Bumps, bruises, cuts, and scars dot my skin. They serve as little reminders of the life that has been lived on the outside. Whether visible to others or not, I cannot look at them without recalling most of the moments and misadventures that caused them. I see these marks as near misses and continue to add more to my collection whether it is in the kitchen, workshop, or enjoying time with others.
Call this post ‘fractures’?
In my half century plus adventure time, I have not broken many bones along the way. Other than most of my fingers, a couple of ribs (which made baseball and golfing really tough that year), and my nose back in grade 6 playing football on the school team, I have been very fortunate not to ever be fitted with an itchy or cumbersome cast – although there is still time.
My collection of near misses and minor breaks have taught me quite a bit. I have to take my physical existence seriously when it comes to my actions and inactions. Perhaps my injuries are the products of inattention on my part? Perhaps I let my guard down with what-could-possibly-go-wrong thinking? Perhaps I needed to pay closer attention going forward? Somehow I am sounding like my parents and teachers and it’s bringing me back to the purpose of this post – fractures.
There is not a single one among us who enters the classroom each day without fractures. You see, we have all endured down times, loss, failure, and disappointment at one point in our lives or another. Whether physiologically or psychologically, fractures come along with life’s other certainties such as death, taxes, and dishes(without apologies to Ben Franklin). What we make of our fractures is often where we find our strength and determination.
If a bone breaks, the body begins the healing process immediately. Once something goes snap, the cells organize themselves to start the repair process. Interestingly enough, it is not like your brain is the boss yelling at the workers to do their jobs or go faster. At this point it is along for the ride because the body already knows what to do. The brain just takes the credit. “My what a nice job we did healing that tibia over the past 6 weeks.” Despite attending to the remediating a reconstruction project, the body can still get about other daily cognitive business, but when someone’s mind or spirit becomes fractured, the body is often likely to deteriorate in the process until healing and restoration are complete. So why is this so hard?
Fractures in our personal and thought lives are never usually front and centre though. Adding to this mystique is the elusive nature of mental health in general. Our fractured spirits are not easily seen by untrained minds and are often interpreted as rude behaviour or that maybe you need a time out to gather your thoughts. This is also common in our students. It is also compounded because, many times, they are processing emotions that seem difficult to articulate due to confusion and fear of being judged, cast out, mocked, or all of the above.

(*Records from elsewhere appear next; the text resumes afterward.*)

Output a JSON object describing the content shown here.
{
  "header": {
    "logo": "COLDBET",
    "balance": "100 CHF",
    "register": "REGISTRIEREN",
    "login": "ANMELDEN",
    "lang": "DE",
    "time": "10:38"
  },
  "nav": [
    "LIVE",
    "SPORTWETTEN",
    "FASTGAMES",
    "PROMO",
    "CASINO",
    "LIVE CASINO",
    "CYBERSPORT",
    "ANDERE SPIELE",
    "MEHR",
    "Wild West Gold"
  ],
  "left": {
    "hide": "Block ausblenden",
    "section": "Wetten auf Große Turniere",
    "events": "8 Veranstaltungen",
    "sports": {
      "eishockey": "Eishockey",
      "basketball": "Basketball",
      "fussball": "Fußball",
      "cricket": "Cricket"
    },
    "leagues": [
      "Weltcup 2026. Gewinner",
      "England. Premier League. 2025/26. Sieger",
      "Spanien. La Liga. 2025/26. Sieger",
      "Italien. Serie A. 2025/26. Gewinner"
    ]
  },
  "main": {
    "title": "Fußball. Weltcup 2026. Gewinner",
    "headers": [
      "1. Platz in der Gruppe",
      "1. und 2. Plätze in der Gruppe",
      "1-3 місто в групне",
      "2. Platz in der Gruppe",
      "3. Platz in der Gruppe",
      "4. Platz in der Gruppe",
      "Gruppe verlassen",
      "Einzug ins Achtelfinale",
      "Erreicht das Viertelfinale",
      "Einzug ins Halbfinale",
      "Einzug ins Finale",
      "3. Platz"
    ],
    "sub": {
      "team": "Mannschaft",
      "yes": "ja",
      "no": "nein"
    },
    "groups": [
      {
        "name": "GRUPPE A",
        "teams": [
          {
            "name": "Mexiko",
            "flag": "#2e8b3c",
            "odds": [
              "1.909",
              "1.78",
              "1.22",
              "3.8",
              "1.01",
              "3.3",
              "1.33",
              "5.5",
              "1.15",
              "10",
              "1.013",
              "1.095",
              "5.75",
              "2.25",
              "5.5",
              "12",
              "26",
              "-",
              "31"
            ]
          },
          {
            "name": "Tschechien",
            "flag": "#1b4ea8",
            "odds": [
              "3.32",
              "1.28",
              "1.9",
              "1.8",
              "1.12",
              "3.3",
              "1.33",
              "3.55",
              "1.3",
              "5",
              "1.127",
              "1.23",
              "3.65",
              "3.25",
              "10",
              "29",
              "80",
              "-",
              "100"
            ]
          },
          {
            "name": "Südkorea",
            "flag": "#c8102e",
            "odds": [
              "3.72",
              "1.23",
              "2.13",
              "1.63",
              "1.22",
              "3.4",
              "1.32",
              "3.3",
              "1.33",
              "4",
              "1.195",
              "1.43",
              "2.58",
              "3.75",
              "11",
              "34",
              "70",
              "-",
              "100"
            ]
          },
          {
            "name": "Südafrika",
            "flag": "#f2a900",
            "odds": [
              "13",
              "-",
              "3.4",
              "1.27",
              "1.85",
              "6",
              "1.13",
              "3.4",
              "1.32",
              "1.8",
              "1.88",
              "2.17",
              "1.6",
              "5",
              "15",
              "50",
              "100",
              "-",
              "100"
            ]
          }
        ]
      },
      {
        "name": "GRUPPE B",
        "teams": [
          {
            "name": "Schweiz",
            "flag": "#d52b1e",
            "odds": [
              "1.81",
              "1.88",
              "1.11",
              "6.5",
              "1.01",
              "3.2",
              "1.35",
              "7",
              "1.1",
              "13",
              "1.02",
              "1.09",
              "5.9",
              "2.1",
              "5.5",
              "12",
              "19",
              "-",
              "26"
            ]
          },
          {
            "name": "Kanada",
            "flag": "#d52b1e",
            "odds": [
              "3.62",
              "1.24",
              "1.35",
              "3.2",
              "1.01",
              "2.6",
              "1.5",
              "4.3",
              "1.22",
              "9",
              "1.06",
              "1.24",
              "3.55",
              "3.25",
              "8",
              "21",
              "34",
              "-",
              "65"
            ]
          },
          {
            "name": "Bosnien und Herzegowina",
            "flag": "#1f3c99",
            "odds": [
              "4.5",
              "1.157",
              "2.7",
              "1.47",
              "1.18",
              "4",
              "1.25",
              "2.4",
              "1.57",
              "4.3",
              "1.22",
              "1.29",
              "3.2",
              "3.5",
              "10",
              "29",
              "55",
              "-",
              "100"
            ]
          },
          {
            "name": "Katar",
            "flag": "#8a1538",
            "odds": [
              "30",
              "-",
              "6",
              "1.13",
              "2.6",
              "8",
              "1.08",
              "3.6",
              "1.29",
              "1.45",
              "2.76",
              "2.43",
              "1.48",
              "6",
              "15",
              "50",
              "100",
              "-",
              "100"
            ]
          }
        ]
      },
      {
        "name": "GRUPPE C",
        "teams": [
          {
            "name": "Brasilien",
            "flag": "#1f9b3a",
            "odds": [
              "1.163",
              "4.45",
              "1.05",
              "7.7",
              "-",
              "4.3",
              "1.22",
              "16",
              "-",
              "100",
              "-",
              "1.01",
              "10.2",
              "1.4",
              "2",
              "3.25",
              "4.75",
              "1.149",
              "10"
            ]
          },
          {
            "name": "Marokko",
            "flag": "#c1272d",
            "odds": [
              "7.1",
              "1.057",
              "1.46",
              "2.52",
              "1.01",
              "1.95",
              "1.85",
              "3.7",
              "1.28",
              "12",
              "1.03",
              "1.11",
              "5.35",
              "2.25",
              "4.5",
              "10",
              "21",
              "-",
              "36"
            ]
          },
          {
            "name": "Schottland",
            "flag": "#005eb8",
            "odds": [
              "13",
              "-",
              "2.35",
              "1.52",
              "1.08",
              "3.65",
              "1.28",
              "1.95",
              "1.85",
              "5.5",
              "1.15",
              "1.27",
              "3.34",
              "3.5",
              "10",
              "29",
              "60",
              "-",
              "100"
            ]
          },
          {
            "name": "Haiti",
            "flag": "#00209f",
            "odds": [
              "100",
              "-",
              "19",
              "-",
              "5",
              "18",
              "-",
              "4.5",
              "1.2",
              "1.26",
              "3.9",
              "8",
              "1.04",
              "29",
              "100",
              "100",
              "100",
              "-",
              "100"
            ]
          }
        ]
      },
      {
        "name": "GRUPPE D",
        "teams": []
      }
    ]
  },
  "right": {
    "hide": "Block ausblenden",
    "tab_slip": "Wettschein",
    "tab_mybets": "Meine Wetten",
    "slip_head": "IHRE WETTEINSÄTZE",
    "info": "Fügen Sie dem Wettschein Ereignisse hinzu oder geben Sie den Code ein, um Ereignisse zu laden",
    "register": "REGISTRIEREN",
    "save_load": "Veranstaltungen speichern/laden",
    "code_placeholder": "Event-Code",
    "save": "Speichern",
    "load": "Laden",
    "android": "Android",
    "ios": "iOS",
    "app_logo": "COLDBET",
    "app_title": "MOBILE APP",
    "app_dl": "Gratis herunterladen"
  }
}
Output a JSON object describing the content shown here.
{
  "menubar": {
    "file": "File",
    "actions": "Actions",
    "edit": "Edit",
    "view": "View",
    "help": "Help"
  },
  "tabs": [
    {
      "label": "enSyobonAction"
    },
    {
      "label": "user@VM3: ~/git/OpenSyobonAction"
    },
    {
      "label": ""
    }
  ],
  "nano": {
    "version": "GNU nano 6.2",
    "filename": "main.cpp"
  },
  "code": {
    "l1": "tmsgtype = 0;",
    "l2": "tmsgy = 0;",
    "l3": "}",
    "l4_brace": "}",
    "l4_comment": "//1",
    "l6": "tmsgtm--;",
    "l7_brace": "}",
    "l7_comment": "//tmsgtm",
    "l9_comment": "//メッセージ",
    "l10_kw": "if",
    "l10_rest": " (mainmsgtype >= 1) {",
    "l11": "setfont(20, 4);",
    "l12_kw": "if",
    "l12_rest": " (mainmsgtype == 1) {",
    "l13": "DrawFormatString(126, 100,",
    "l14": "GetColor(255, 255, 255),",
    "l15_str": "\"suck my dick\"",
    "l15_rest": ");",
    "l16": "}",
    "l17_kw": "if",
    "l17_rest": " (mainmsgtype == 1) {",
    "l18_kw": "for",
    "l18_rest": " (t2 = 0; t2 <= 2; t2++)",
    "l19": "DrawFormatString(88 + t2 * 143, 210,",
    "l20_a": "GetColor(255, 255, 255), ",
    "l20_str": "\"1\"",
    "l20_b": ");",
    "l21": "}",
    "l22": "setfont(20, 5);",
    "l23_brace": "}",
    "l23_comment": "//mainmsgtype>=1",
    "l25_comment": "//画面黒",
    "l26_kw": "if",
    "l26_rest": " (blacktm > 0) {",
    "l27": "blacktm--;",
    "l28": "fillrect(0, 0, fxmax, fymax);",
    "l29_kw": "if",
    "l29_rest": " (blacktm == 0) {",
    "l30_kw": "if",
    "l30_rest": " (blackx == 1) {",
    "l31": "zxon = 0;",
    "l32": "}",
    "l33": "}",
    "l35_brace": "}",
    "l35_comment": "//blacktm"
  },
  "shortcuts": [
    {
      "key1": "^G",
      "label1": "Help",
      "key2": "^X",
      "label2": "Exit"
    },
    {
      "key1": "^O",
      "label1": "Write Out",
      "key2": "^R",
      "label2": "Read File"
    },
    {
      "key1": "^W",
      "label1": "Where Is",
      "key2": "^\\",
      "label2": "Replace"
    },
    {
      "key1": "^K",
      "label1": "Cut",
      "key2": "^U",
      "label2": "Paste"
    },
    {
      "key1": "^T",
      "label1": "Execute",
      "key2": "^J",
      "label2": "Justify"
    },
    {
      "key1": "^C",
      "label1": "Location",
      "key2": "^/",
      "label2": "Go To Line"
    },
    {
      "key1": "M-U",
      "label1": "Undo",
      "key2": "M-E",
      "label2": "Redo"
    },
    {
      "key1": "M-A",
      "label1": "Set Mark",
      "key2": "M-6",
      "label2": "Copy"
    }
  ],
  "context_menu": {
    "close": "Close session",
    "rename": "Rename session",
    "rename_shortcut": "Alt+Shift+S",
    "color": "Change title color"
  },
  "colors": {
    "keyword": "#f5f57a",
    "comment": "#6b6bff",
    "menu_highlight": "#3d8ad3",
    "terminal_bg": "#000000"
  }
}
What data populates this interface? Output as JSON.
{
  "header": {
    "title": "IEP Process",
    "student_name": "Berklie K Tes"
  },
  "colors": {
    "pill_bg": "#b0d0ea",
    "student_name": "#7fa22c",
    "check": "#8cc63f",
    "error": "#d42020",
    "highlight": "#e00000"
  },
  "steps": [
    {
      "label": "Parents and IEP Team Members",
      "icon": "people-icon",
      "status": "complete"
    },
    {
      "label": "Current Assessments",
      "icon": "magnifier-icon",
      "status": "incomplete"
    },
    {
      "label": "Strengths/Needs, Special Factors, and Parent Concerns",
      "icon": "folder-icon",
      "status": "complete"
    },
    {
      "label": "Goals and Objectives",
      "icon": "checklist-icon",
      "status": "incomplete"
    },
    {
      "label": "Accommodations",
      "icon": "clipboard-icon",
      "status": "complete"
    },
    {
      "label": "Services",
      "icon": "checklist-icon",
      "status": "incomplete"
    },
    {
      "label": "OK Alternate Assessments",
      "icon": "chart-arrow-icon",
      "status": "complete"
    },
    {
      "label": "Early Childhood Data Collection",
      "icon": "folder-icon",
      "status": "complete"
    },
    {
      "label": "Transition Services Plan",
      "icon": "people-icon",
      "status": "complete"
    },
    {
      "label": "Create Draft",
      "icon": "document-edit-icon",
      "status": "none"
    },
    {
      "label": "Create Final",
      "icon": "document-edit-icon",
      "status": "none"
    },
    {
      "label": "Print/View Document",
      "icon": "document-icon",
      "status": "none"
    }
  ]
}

The Ontario Grade 6 Health Curriculum gives us some solid teaching and learning points that I have really been trying to build into the life skillsets of students in and out of our class time. Interestingly enough, this teaching really meshes well with the book The Tools by Phil Stutz and Barry Michels which happens to be my current personal read, but that’s a blog for a different site.
So often we are faced with situations that are followed by a barrage of feelings and much more often than not we find ourselves reacting rather than responding. As our lessons have progressed, students have learned to assess the situation, identify their emotions, and then use strategies for resolution. Yet, even with the skills we are implementing into our daily interactions, the struggle to be honest and free of fear about our fractures and feelings is really hard to reckon with one another. This goes for teachers just as much as students.
We need to step outside of our comfort zones which double as camouflaged cages of social media level perfection and problem free happiness. We need to normalize that life is messy at times and that things can be and become broken. If we take time to pick up the pieces and put them back together there is a chance that these fractures can be mended.
In many cases the silence is even more deafening when it comes to issues of mental health in the classroom. Judging by recent news reports in response to the provincial budget causes me to believe we are in for more and more fractured students slipping through the cracks in our schools.
Yes, we can acknowledge it, but more often than not we are still too fractured as a society to truly support each other when there is so much need already. The keys has been and will continue to be in the hands of educators. As we walk through the hallways and curate our classrooms, take time to help the fractured around you by making time to acknowledge them (yourself), listen (talk with someone), and help them (yourself) heal.